[WORK REQUEST]
Emit the line that holds "Enumerate this screenshot's" and all lines following it through the end of the data, verbatim, and nothing else.

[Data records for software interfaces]
------------------------------------------------------------------------
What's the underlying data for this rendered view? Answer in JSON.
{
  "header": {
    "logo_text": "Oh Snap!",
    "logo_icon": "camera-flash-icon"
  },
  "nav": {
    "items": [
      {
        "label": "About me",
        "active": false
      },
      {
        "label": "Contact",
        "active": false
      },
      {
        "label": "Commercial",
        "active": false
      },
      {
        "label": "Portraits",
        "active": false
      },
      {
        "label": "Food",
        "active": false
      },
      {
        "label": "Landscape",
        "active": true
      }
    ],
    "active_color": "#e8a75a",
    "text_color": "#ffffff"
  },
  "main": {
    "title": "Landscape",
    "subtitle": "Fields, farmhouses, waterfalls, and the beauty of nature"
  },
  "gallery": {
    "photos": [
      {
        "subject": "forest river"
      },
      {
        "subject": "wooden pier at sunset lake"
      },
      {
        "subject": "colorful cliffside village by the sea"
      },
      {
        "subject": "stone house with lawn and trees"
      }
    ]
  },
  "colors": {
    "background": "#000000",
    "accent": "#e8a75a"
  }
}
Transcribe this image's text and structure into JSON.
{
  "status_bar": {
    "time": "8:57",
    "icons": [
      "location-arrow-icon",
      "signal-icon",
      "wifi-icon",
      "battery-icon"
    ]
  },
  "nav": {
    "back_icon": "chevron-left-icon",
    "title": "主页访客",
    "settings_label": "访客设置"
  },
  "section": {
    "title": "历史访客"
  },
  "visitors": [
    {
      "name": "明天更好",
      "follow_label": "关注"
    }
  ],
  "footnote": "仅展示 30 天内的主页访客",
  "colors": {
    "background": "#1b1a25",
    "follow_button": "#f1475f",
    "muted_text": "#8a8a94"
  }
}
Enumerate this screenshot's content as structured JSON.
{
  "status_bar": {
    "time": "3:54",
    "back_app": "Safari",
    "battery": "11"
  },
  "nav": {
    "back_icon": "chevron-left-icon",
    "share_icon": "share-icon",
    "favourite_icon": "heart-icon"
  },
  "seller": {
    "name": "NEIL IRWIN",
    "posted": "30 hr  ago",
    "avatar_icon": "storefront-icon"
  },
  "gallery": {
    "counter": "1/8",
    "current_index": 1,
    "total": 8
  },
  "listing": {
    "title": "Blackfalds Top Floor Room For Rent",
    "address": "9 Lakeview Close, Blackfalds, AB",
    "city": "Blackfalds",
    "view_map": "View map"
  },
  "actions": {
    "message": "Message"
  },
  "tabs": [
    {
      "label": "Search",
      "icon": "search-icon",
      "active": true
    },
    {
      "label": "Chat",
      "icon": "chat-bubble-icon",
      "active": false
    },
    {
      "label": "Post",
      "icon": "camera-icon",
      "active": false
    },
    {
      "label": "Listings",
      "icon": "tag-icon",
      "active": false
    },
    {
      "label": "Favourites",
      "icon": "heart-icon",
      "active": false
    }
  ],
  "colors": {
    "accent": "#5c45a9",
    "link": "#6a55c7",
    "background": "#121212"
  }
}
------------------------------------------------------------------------
[ANSWER SPACE]
Enumerate this screenshot's content as structured JSON.
{
  "status_bar": {
    "time": "3:54",
    "back_app": "Safari",
    "battery": "11"
  },
  "nav": {
    "back_icon": "chevron-left-icon",
    "share_icon": "share-icon",
    "favourite_icon": "heart-icon"
  },
  "seller": {
    "name": "NEIL IRWIN",
    "posted": "30 hr  ago",
    "avatar_icon": "storefront-icon"
  },
  "gallery": {
    "counter": "1/8",
    "current_index": 1,
    "total": 8
  },
  "listing": {
    "title": "Blackfalds Top Floor Room For Rent",
    "address": "9 Lakeview Close, Blackfalds, AB",
    "city": "Blackfalds",
    "view_map": "View map"
  },
  "actions": {
    "message": "Message"
  },
  "tabs": [
    {
      "label": "Search",
      "icon": "search-icon",
      "active": true
    },
    {
      "label": "Chat",
      "icon": "chat-bubble-icon",
      "active": false
    },
    {
      "label": "Post",
      "icon": "camera-icon",
      "active": false
    },
    {
      "label": "Listings",
      "icon": "tag-icon",
      "active": false
    },
    {
      "label": "Favourites",
      "icon": "heart-icon",
      "active": false
    }
  ],
  "colors": {
    "accent": "#5c45a9",
    "link": "#6a55c7",
    "background": "#121212"
  }
}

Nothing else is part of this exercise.